Every record must be restated exactly as written.

[Start of Attachment]

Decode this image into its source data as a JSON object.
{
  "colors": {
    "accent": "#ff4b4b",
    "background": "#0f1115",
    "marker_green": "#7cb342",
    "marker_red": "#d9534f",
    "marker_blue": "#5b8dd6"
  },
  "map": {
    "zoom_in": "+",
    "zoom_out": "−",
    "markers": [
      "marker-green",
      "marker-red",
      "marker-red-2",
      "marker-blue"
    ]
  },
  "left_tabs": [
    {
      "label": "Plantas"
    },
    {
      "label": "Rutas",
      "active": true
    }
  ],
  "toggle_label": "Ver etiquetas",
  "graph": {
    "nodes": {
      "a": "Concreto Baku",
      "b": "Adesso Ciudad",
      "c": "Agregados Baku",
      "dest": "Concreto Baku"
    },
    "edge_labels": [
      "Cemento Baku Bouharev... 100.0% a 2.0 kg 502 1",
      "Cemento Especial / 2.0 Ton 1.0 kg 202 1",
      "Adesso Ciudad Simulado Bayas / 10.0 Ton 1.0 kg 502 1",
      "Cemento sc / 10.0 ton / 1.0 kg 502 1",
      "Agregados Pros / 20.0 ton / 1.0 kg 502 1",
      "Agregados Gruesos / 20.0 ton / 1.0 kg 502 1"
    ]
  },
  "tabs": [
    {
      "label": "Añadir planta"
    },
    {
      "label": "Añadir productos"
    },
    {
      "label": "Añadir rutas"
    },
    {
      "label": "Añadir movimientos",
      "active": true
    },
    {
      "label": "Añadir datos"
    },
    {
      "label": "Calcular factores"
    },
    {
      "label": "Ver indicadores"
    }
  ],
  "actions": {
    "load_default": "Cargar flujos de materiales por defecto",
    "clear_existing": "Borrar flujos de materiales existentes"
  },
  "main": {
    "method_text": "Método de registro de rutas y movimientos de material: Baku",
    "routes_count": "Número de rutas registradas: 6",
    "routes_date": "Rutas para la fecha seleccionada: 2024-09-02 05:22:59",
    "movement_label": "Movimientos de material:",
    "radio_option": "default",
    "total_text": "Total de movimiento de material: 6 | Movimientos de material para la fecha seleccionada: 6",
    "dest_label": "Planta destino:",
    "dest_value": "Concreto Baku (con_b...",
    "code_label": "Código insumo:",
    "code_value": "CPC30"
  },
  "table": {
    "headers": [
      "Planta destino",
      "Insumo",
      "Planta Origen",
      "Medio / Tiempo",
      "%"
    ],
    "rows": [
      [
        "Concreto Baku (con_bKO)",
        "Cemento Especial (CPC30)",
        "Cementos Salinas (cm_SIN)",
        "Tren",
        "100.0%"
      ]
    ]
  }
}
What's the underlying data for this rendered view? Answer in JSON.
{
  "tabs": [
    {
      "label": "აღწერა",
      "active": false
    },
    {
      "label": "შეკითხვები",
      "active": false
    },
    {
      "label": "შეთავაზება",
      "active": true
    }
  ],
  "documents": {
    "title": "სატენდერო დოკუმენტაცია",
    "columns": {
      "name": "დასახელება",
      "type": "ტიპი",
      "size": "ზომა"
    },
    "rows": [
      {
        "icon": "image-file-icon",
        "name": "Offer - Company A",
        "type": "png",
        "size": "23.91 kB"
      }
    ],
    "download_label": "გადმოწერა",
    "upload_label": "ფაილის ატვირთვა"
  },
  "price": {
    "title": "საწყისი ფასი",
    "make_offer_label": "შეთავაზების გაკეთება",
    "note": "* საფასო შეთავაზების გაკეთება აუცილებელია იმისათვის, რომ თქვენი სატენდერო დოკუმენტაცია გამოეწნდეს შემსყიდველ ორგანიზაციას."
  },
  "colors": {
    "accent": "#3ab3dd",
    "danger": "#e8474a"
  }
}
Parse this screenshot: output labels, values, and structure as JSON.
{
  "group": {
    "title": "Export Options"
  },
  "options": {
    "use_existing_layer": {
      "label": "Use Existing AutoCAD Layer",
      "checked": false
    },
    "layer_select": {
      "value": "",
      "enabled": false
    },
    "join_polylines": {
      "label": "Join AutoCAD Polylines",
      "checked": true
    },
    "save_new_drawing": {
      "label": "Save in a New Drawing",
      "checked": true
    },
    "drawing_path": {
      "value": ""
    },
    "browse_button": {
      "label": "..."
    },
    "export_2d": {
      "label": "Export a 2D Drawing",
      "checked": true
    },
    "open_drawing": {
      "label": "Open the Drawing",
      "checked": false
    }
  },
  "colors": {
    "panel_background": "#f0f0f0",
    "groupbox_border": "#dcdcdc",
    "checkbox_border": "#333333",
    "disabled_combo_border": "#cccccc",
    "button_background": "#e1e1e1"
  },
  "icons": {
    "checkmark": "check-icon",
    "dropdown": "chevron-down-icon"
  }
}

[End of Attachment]

### Your response
Decode this image into its source data as a JSON object.
{
  "colors": {
    "accent": "#ff4b4b",
    "background": "#0f1115",
    "marker_green": "#7cb342",
    "marker_red": "#d9534f",
    "marker_blue": "#5b8dd6"
  },
  "map": {
    "zoom_in": "+",
    "zoom_out": "−",
    "markers": [
      "marker-green",
      "marker-red",
      "marker-red-2",
      "marker-blue"
    ]
  },
  "left_tabs": [
    {
      "label": "Plantas"
    },
    {
      "label": "Rutas",
      "active": true
    }
  ],
  "toggle_label": "Ver etiquetas",
  "graph": {
    "nodes": {
      "a": "Concreto Baku",
      "b": "Adesso Ciudad",
      "c": "Agregados Baku",
      "dest": "Concreto Baku"
    },
    "edge_labels": [
      "Cemento Baku Bouharev... 100.0% a 2.0 kg 502 1",
      "Cemento Especial / 2.0 Ton 1.0 kg 202 1",
      "Adesso Ciudad Simulado Bayas / 10.0 Ton 1.0 kg 502 1",
      "Cemento sc / 10.0 ton / 1.0 kg 502 1",
      "Agregados Pros / 20.0 ton / 1.0 kg 502 1",
      "Agregados Gruesos / 20.0 ton / 1.0 kg 502 1"
    ]
  },
  "tabs": [
    {
      "label": "Añadir planta"
    },
    {
      "label": "Añadir productos"
    },
    {
      "label": "Añadir rutas"
    },
    {
      "label": "Añadir movimientos",
      "active": true
    },
    {
      "label": "Añadir datos"
    },
    {
      "label": "Calcular factores"
    },
    {
      "label": "Ver indicadores"
    }
  ],
  "actions": {
    "load_default": "Cargar flujos de materiales por defecto",
    "clear_existing": "Borrar flujos de materiales existentes"
  },
  "main": {
    "method_text": "Método de registro de rutas y movimientos de material: Baku",
    "routes_count": "Número de rutas registradas: 6",
    "routes_date": "Rutas para la fecha seleccionada: 2024-09-02 05:22:59",
    "movement_label": "Movimientos de material:",
    "radio_option": "default",
    "total_text": "Total de movimiento de material: 6 | Movimientos de material para la fecha seleccionada: 6",
    "dest_label": "Planta destino:",
    "dest_value": "Concreto Baku (con_b...",
    "code_label": "Código insumo:",
    "code_value": "CPC30"
  },
  "table": {
    "headers": [
      "Planta destino",
      "Insumo",
      "Planta Origen",
      "Medio / Tiempo",
      "%"
    ],
    "rows": [
      [
        "Concreto Baku (con_bKO)",
        "Cemento Especial (CPC30)",
        "Cementos Salinas (cm_SIN)",
        "Tren",
        "100.0%"
      ]
    ]
  }
}
What's the underlying data for this rendered view? Answer in JSON.
{
  "tabs": [
    {
      "label": "აღწერა",
      "active": false
    },
    {
      "label": "შეკითხვები",
      "active": false
    },
    {
      "label": "შეთავაზება",
      "active": true
    }
  ],
  "documents": {
    "title": "სატენდერო დოკუმენტაცია",
    "columns": {
      "name": "დასახელება",
      "type": "ტიპი",
      "size": "ზომა"
    },
    "rows": [
      {
        "icon": "image-file-icon",
        "name": "Offer - Company A",
        "type": "png",
        "size": "23.91 kB"
      }
    ],
    "download_label": "გადმოწერა",
    "upload_label": "ფაილის ატვირთვა"
  },
  "price": {
    "title": "საწყისი ფასი",
    "make_offer_label": "შეთავაზების გაკეთება",
    "note": "* საფასო შეთავაზების გაკეთება აუცილებელია იმისათვის, რომ თქვენი სატენდერო დოკუმენტაცია გამოეწნდეს შემსყიდველ ორგანიზაციას."
  },
  "colors": {
    "accent": "#3ab3dd",
    "danger": "#e8474a"
  }
}
Parse this screenshot: output labels, values, and structure as JSON.
{
  "group": {
    "title": "Export Options"
  },
  "options": {
    "use_existing_layer": {
      "label": "Use Existing AutoCAD Layer",
      "checked": false
    },
    "layer_select": {
      "value": "",
      "enabled": false
    },
    "join_polylines": {
      "label": "Join AutoCAD Polylines",
      "checked": true
    },
    "save_new_drawing": {
      "label": "Save in a New Drawing",
      "checked": true
    },
    "drawing_path": {
      "value": ""
    },
    "browse_button": {
      "label": "..."
    },
    "export_2d": {
      "label": "Export a 2D Drawing",
      "checked": true
    },
    "open_drawing": {
      "label": "Open the Drawing",
      "checked": false
    }
  },
  "colors": {
    "panel_background": "#f0f0f0",
    "groupbox_border": "#dcdcdc",
    "checkbox_border": "#333333",
    "disabled_combo_border": "#cccccc",
    "button_background": "#e1e1e1"
  },
  "icons": {
    "checkmark": "check-icon",
    "dropdown": "chevron-down-icon"
  }
}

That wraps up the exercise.